My tip therefore for countering exhaustion is: ask for help!
I know, I know! You want to feel normal! To not be different. Be a help and support for your harassed partner. Be a reliable and active parent/friend/colleague. But … the truth of it is: you ARE sick and they want to help, so you have to show them how. Surely there must be some things you could do less of, or ask someone to do instead of you? Dog walks? An occasional meal? The school run? If you don’t ask, they won’t know!
To help you with this, my colleagues and I at INGA Wellbeing have found many great resources – apps to create meal trains, organise errands etc – and have compiled them into a Carer’s Guide. Now all you have to do is try to let some things go!
And that goes for the guilt too!
Since ulcerative colitis is an inflammation of the intestine it can ebb and flow (excuse the poor choice of words!) meaning that there are periods in which it flares and times at which I live a reasonably normal life. The rhythm and length of these flares is unpredictable and while I have noticed a very clear correlation with stress and anxiety for me, not everyone knows what their triggers are and very few of us know how to end them without, that is, bringing in the big guns of mega medication – steroids; immune suppressants or even surgery.
For those whom we live with – our partners and children – it can be very confusing. Is she sick, or is she not? Sometimes it is clear – from the weight loss, panicked dashings in the direction of the toilet, lacklustre energy levels, face contorted in pain and, at its worst, hospitalisation – that I am very unwell and yet, at other times, one might be forgiven for forgetting that I have – and always will have – a very real disease. I sometimes feel, therefore, that others struggle to be empathetic or at least to stay empathetic. If sometimes I am well and able to have fun and go out on family trips or date nights, why then can I not just pull myself together on the other days/weeks/months? I sometimes get a feeling from others – and, if I am honest, I have been known to follow the same train of thought myself – that I ought to be able to nip these flares in the bud.
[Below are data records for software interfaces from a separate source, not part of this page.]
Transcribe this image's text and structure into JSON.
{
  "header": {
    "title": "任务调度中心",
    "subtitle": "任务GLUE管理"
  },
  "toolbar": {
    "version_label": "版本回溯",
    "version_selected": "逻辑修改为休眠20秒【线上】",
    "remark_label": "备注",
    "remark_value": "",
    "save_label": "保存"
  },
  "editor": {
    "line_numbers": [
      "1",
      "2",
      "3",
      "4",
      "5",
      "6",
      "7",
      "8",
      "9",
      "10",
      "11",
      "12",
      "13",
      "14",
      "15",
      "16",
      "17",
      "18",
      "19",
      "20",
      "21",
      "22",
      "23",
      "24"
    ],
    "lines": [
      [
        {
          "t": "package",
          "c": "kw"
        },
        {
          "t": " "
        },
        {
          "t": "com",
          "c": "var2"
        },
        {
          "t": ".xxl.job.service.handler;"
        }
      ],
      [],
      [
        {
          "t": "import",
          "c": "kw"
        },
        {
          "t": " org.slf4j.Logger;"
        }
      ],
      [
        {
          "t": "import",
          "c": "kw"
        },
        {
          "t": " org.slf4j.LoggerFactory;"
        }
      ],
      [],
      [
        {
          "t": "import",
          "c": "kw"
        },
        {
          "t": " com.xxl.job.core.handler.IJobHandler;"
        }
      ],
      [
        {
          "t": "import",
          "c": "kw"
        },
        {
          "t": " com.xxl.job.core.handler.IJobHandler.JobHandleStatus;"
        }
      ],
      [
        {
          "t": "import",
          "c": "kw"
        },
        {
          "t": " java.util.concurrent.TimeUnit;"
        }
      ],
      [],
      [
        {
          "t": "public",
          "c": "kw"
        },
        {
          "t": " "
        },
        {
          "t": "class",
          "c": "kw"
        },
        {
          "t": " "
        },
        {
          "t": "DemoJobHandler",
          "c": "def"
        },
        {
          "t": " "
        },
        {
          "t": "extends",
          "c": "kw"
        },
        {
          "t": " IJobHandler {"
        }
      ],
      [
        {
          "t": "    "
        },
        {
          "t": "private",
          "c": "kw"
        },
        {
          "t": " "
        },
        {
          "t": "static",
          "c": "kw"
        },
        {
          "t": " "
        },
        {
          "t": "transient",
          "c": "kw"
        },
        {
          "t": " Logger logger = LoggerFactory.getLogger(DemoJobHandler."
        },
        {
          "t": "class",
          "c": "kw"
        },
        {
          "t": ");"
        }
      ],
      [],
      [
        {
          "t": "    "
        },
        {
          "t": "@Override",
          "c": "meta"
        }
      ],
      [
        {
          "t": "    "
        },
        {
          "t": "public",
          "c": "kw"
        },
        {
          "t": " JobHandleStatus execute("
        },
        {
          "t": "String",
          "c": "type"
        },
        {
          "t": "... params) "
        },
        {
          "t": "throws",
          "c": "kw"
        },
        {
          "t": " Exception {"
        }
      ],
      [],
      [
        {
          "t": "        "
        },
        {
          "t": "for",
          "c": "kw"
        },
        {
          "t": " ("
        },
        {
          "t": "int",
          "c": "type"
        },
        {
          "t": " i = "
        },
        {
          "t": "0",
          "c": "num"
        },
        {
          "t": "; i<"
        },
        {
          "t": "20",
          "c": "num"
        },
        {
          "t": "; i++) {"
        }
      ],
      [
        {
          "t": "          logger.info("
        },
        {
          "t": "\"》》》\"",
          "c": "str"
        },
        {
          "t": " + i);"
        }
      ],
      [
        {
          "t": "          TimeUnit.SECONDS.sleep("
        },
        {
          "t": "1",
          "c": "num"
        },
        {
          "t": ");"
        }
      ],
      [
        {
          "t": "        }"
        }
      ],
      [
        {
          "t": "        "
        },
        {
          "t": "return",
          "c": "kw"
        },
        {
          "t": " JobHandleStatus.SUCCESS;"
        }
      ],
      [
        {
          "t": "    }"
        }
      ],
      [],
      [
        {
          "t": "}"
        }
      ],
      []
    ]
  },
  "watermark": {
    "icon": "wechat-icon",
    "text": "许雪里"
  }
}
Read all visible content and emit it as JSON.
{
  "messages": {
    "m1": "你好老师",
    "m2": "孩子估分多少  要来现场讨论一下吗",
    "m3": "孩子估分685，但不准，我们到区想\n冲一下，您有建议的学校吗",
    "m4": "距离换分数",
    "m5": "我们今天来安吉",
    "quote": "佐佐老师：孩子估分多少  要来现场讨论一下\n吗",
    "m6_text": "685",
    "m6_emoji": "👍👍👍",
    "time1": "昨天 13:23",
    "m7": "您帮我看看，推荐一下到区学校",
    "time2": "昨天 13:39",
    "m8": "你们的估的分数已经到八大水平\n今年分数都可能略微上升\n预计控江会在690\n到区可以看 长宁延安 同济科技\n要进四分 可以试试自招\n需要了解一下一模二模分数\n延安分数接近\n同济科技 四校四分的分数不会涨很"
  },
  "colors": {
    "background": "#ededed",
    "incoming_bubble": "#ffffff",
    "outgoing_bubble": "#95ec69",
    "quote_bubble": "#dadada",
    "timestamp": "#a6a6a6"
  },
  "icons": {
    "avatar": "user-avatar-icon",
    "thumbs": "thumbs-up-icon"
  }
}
Not ‘let myself’ go. That I bring the flares on myself.
Living with the guilt that you might be the cause of your own – and others’ – discomfort is an unexpected, but frequently reported, side-effect of chronic ill health. For this, I am afraid however, I have no miracle remedy to suggest except to educate your family, friends and colleagues about how your chronic diseases ‘works’ and to cut yourself some slack! And to let them in – let them help. Let them be a part of the solution and they will engage with the problem in a more positive way.
It is what it is. You are not inventing it, attention seeking, or the cause of it! You are living as best you can and that is all you can ever do. Period. If you know of any other resources, ideas or products that have helped alleviate the struggles of living with yours or a loved one’s chronic illness we would love to hear from you. Drop us an email here or share a comment below. We can then share it with many others in the same situation. Thank you.